Jon Snow was left high and dry after his brush with skunk for a Channel 4 show. Photograph: Johnny Green/PA
Channel 4 News presenter Jon Snow has told how he got stoned on skunk - strictly for professional purposes of course - and ended up more terrified than he had ever been reporting from a war zone.
Snow, whose previous experience of drugs was being "passed the odd spliff of cannabis" in the distant past (although he did accidentally drive down the M40 on acid), said he felt "utterly bereft" after inhaling the first of "two huge balloons of the stuff" for Channel 4's Drugs Live programme in March.
— Jon Snow (@jonsnowC4) February 17, 2015
"I felt as if my soul had been wrenched from my body," he said.

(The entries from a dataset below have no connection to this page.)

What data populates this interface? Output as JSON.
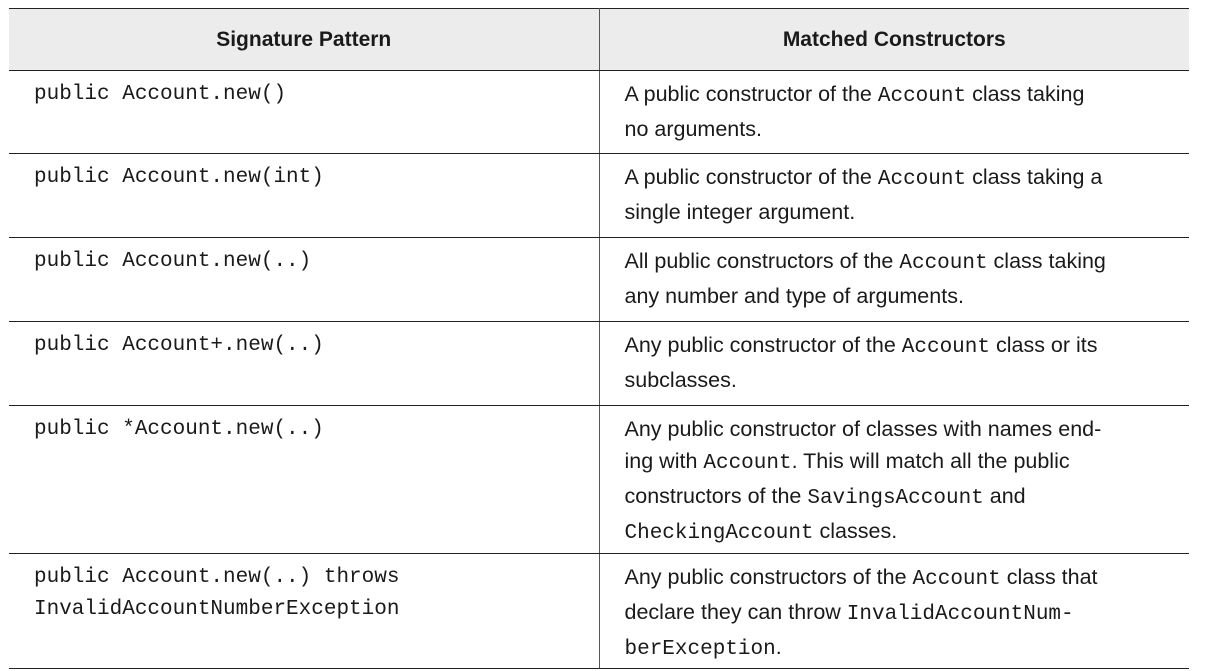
{
  "table": {
    "headers": [
      "Signature Pattern",
      "Matched Constructors"
    ],
    "rows": [
      {
        "signature": [
          "public Account.new()"
        ],
        "description": [
          [
            {
              "t": "A public constructor of the "
            },
            {
              "c": "Account"
            },
            {
              "t": " class taking"
            }
          ],
          [
            {
              "t": "no arguments."
            }
          ]
        ]
      },
      {
        "signature": [
          "public Account.new(int)"
        ],
        "description": [
          [
            {
              "t": "A public constructor of the "
            },
            {
              "c": "Account"
            },
            {
              "t": " class taking a"
            }
          ],
          [
            {
              "t": "single integer argument."
            }
          ]
        ]
      },
      {
        "signature": [
          "public Account.new(..)"
        ],
        "description": [
          [
            {
              "t": "All public constructors of the "
            },
            {
              "c": "Account"
            },
            {
              "t": " class taking"
            }
          ],
          [
            {
              "t": "any number and type of arguments."
            }
          ]
        ]
      },
      {
        "signature": [
          "public Account+.new(..)"
        ],
        "description": [
          [
            {
              "t": "Any public constructor of the "
            },
            {
              "c": "Account"
            },
            {
              "t": " class or its"
            }
          ],
          [
            {
              "t": "subclasses."
            }
          ]
        ]
      },
      {
        "signature": [
          "public *Account.new(..)"
        ],
        "description": [
          [
            {
              "t": "Any public constructor of classes with names end-"
            }
          ],
          [
            {
              "t": "ing with "
            },
            {
              "c": "Account"
            },
            {
              "t": ". This will match all the public"
            }
          ],
          [
            {
              "t": "constructors of the "
            },
            {
              "c": "SavingsAccount"
            },
            {
              "t": " and"
            }
          ],
          [
            {
              "c": "CheckingAccount"
            },
            {
              "t": " classes."
            }
          ]
        ]
      },
      {
        "signature": [
          "public Account.new(..) throws",
          "InvalidAccountNumberException"
        ],
        "description": [
          [
            {
              "t": "Any public constructors of the "
            },
            {
              "c": "Account"
            },
            {
              "t": " class that"
            }
          ],
          [
            {
              "t": "declare they can throw "
            },
            {
              "c": "InvalidAccountNum-"
            }
          ],
          [
            {
              "c": "berException"
            },
            {
              "t": "."
            }
          ]
        ]
      }
    ]
  }
}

"There was no one in my world. I felt I had lost all control and had only the vaguest awareness of who I was and what on earth I was doing.
"I cascaded into a very, very, dark place, the darkest mental place I have ever been. I was frightened, paranoid, and felt physically and mentally wrapped in a dense blanket of fog. I lost all sense that I was being filmed by Channel 4."
Jon Snow: 'I never want to be subjected to that again'
Worse was to come when it turned out Snow, who took part in the test after reports that 25% of all psychosis treated in Britain is associated with smoking skunk, was too tall for the MRI scanner which was going to monitor the effects of the drugs on his brain.
"The mask over my head kept catching the top of the inside once I’m pushed in," he recalled. "The terror in me kept rising, my panic chasing hard behind. When you see the film, you can hear this distant voice wailing 'I can’t stay in here ... let me out!"
"I've worked in war zones, but I've never been as overwhelmingly frightened as I was right then - and as I emerge from the scanner you see me blearily sitting up and hugging young Dr Rebecca for my dear life, as if she was my mother."
Still, the experience proved not to be entirely negative.
"It took me four hours to come down," Snow wrote on his Channel 4 blog.
"Just toward the end, I felt a sense of euphoria and expressed it by drawing a pastoral scene on an old box that was lying around in the lab. I drew trees, a fence, a river, and a couple of people - perhaps the very people, trees, and water, that I had felt so deprived of whilst stoned."